“Many thanks to (Recruitment and Admissions Specialist) Barbara Stockwell–Buslepp for encouraging me to interview for a scholarship—I would not be here without it,” she says.

Her advice to other students is to focus on whatever area they want to go in.

“If you aren’t interested in litigation, don’t stress about judicial clerkships,” she says. “Similarly, if you see yourself in a courtroom one day, try to get as much courtroom experience and trial preparation in ahead of time.

“I would also recommend applying to firms and internships on your own if you have the time—worst case scenario is you get ghosted, or you have a mediocre interview, but I’d just clock that as preparation for the next interview.”
Gupta readily admits she found online studies during the pandemic to be a challenge.

“I tend to focus better in-person and at school—I’m just too easily distracted at home,” she says. “Work was the same—I almost cried with relief knowing my current law clerk position would be in person.

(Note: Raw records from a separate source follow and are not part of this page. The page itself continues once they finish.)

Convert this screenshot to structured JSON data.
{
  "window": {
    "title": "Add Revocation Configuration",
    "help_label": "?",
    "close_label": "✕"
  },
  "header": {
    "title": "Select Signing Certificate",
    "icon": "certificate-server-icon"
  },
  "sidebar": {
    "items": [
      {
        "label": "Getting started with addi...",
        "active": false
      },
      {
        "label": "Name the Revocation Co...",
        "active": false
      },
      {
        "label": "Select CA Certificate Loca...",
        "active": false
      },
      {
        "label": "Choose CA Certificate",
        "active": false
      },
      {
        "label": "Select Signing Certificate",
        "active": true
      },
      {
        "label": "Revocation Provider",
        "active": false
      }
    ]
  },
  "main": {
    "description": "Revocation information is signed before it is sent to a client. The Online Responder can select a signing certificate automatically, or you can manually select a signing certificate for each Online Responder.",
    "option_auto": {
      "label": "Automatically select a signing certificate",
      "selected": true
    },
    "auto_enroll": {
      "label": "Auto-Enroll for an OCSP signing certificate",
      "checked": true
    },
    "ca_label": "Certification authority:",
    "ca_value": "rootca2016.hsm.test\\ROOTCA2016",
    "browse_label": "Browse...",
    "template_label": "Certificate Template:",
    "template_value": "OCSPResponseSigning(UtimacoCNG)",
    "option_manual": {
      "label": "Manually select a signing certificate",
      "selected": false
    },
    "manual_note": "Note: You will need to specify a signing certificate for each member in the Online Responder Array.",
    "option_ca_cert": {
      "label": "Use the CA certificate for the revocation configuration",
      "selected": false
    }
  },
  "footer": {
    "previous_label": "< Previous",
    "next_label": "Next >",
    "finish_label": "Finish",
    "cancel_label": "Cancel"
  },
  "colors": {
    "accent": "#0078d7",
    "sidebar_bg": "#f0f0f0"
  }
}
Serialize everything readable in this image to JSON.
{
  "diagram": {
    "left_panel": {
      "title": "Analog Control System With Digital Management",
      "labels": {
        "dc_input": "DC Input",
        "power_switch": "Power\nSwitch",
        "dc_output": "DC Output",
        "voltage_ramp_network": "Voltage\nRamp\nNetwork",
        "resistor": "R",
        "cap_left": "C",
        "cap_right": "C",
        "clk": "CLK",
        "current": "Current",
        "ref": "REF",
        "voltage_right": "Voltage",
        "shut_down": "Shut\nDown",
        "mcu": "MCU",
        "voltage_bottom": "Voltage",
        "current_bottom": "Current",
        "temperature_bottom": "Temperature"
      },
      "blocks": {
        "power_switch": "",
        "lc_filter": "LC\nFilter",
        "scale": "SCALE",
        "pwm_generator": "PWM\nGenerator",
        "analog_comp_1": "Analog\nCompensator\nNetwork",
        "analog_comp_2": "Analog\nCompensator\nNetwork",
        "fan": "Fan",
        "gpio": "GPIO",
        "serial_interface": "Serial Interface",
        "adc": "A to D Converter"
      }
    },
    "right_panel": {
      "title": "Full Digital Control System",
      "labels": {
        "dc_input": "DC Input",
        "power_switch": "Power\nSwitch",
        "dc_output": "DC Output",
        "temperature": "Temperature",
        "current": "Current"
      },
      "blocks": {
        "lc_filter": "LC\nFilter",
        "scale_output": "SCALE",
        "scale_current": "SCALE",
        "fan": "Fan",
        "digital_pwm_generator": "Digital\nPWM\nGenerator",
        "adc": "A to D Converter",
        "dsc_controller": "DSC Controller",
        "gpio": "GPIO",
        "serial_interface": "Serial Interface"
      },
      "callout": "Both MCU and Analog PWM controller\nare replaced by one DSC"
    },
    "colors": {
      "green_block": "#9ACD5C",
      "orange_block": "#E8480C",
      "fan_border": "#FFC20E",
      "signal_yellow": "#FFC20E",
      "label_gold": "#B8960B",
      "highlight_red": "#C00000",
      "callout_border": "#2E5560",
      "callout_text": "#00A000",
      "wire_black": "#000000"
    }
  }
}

Some people really thrive during at-home work and school – I wish they would teach me their ways.”

A native of Rochester Hills, Gupta currently makes her home in Sterling Heights, where she enjoys eating at new places, playing video games, reading fantasy novels, hanging out with friends, roller-skating, watching TV shows and movies—especially movies with giant monsters—and planning her wedding.

She jokes she is currently on the hunt for the best Chicago Dog (an all-beef frankfurter on a poppy seed bun) in Michigan.

“I don’t like Coney Island hot dogs—sue me,” she says with a wink.

Subscribe to the Legal News!
Full access to public notices, articles, columns, archives, statistics, calendar and more
Day Pass Only $4.95!
One-County $80/year
Three-County & Full Pass also available